Over at RNS, Yonat Shimron has published an interview with Eboo Patel, where he calls for a shift in our national narrative “From ‘Judeo-Christian’ to ‘Potluck Nation.’” The basic point would seem to be that rather than identifying as a Judeo-Christian nation we should seek to be a religious potluck where everyone brings their dishes to the table. Our nation has a history of deplorable racism that continues to rear its ugly head in recent times, but I think Patel has misunderstood both the problem and the solution.
A Christian nation would welcome immigrants and denounce racism in all its forms; the problem with America is not that we are too grounded in the Judeo-Christian heritage; it is that we have never been as grounded in that ethic as we should be. The Old Testament consistently taught Israel to treat the foreigners living among them justly, and gave what Jesus Christ declared the two greatest commandments: to love God wholeheartedly and to love your neighbor as yourself. Judeo-Christian morality is not the problem—it is the solution.
The ‘Potluck Nation,’ on the other hand, is highly problematic. In Patel’s vision, “This is a country that welcomes the contributions of people of all identities to the American table because if distinct communities do not contribute, the nation does not feast.” There are (at least) two problems with this picture.
One is that it assumes everyone is bringing good food to the potluck. That is the basic assumption of pluralism—there is no governing standard, yet somehow everything will be good. But what if some people bring poison? Let’s be realists for a moment. All identities? Really? ISIS is a distinct community; where shall we put their atrocities on the table? What would the National Democratic Party of Germany contribute to the feast? What if the Hindu caste system or Sharia law are put on the table? Or perhaps someone wants to revive religious practices of the past, and cook up some Spanish Inquisition, forced conversion of native peoples, or Aztec human sacrifice for the potluck?
At this point the genteel pluralist would throw up their hands and say ‘of course not! I didn’t mean that any of that should be put on the table!’ But why not? Pluralism has no foundations, no rational reason to exclude one group or another, because its entire rationale is inclusion. That’s why you don’t see any actual pluralists; you see people who are pluralists on the surface, but underneath (usually not very far underneath) lies some other ethical system. In the west, it’s usually the Judeo-Christian ethical system (with pagan alterations)—even for people who are avowed atheists. Genuine pluralism would be a feast of death.

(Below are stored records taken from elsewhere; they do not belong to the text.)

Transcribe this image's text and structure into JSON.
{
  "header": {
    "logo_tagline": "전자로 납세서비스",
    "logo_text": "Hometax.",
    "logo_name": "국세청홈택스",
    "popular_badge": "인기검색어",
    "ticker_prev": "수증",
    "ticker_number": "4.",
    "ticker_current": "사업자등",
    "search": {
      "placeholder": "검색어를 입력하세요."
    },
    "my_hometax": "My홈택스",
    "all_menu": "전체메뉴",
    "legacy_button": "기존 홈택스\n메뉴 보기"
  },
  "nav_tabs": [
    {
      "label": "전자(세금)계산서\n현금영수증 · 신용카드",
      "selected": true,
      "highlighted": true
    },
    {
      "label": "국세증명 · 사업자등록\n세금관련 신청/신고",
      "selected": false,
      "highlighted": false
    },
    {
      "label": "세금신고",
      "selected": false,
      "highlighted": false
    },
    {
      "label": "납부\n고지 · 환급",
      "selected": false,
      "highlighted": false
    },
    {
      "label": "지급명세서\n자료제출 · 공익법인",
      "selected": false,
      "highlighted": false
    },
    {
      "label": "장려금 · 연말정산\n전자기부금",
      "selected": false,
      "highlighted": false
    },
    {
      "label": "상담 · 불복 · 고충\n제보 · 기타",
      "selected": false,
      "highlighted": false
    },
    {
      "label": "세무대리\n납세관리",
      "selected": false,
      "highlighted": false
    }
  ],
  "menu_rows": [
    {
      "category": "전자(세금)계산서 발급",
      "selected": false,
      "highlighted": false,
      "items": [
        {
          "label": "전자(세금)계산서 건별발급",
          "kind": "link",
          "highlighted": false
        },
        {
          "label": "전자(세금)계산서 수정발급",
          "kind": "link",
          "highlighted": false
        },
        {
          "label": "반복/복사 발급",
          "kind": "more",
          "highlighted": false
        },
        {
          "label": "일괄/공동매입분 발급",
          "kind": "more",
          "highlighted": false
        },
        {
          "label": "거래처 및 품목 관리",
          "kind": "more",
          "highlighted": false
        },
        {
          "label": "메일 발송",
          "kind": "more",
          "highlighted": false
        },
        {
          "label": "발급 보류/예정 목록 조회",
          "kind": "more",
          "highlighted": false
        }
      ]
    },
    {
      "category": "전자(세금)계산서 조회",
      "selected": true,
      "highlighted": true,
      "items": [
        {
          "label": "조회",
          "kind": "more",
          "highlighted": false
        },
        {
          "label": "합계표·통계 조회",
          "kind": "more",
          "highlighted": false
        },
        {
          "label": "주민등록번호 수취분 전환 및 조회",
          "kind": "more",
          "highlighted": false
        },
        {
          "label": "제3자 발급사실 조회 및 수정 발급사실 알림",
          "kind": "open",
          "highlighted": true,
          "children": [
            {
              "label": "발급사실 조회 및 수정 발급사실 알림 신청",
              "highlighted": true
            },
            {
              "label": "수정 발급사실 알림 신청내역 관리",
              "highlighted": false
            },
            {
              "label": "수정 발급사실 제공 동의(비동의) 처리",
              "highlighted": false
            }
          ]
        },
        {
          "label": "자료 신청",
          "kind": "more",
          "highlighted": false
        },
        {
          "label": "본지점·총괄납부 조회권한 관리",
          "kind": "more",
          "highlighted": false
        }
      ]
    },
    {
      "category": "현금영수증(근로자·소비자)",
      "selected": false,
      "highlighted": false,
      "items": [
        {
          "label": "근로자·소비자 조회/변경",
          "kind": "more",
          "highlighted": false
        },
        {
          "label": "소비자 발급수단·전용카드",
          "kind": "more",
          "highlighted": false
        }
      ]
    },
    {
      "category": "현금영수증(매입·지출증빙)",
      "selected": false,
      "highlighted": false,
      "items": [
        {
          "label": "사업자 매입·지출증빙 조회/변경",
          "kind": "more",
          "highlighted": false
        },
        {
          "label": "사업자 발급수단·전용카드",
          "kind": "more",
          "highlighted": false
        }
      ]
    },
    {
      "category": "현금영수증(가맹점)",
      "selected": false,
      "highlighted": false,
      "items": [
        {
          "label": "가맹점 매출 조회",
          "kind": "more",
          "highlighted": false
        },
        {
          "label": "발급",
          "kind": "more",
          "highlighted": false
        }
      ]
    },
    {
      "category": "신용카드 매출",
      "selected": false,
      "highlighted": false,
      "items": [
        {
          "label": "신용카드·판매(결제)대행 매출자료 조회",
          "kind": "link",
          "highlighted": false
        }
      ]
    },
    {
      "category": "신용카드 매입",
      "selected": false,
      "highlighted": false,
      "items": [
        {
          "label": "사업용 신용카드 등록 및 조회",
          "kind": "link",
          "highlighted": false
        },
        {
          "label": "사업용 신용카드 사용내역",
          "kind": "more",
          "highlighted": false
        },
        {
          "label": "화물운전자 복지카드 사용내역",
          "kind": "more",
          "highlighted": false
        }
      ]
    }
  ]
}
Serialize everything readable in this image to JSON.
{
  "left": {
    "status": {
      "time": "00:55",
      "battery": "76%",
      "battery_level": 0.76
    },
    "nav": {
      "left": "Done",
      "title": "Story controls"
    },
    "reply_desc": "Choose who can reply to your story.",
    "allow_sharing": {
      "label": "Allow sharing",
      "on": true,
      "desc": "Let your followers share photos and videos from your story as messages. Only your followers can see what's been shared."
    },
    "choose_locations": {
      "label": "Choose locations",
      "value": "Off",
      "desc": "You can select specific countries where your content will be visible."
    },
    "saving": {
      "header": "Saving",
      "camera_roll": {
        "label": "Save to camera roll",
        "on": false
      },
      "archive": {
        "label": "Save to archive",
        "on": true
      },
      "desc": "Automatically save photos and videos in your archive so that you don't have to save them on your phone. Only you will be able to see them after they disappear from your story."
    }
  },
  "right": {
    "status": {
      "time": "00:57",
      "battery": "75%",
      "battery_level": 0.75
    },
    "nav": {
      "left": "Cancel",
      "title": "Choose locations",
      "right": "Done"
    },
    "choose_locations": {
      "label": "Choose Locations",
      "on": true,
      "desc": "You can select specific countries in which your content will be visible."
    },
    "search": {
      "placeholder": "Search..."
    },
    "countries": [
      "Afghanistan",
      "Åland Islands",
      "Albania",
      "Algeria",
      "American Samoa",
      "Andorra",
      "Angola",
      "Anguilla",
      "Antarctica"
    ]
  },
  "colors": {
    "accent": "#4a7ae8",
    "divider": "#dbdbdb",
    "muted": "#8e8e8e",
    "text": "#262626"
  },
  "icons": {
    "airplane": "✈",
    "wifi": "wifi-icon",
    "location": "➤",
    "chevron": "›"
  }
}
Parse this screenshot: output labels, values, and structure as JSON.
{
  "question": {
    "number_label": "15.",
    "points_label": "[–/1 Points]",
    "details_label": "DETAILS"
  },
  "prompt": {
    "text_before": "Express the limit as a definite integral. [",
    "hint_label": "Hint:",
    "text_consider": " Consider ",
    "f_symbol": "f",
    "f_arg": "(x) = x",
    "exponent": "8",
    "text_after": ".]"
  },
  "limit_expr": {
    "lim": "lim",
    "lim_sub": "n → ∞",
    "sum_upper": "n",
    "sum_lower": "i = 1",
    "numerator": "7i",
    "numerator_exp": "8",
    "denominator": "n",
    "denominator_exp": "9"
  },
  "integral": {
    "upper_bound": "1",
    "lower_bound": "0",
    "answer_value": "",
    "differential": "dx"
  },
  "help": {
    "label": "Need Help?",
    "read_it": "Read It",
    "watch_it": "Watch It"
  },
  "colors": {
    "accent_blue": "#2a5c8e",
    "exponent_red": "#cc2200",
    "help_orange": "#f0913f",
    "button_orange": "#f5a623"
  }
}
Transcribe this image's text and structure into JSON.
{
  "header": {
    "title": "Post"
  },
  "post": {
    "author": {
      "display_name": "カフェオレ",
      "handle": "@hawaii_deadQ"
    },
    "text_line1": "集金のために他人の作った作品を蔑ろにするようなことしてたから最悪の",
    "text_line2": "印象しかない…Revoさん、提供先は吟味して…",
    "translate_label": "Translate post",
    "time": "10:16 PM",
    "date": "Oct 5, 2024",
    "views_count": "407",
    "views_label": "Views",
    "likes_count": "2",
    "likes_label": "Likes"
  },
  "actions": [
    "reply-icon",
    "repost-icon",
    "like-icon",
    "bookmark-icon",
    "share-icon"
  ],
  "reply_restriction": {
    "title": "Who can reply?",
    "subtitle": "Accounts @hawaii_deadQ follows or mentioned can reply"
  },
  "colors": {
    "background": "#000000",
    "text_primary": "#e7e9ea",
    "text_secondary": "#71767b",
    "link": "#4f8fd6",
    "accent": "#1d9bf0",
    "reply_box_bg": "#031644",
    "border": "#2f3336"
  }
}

Which leads directly to the second problem, that Patel seems not to notice that someone must set the table. Someone must lay the base for all our cultural dishes to set on, and, indeed, police which dishes get put on the table and which are thrown out. Green bean casserole? Yes! Rat stew with cyanide sauce? No!
The desperate pluralist objects, why do we need a table? Why can’t we lay our feast out on the earth? We can, but all that means is we’ve moved from talking about a society to talking about the world, and that is why we live in the world we have, where some societies have freedom and others have oppression. No, if you want to talk about a society you have to ask who is setting up the table. The Judeo-Christian table has given us a nation with tremendous freedom. Replace that with an atheist table and you will get the freedom one sees in China or North Korea. Replace it with a Muslim table and you will get the freedom you see in the Muslim world. Replace it with a pluralist table and you will get chaos as it comes crashing down because it hasn’t a leg to stand on.
That attempt to have a pluralist table is one of the reasons our society is experiencing so much turmoil. A free society will indeed allow all kinds of unhealthy dishes on the table, within limits, because freedom means people get to believe and express foolish ideas. But when you let foolish and wicked ideologies start to mess with the table, when you let the chef who brought the rat pie help decide what dishes get a place on the table, you’re in real trouble. Patel’s potluck is a pipe dream, because it assumes everyone will bring good food and set a solid table together.
Of course, there will be a day when everyone brings good food to the table, because God has eradicated all evil. God will set the table on that day, and everyone’s contributions will be part of a wonderful feast. But on that day there will only be one religion, the Christian faith. Pluralism will be no more.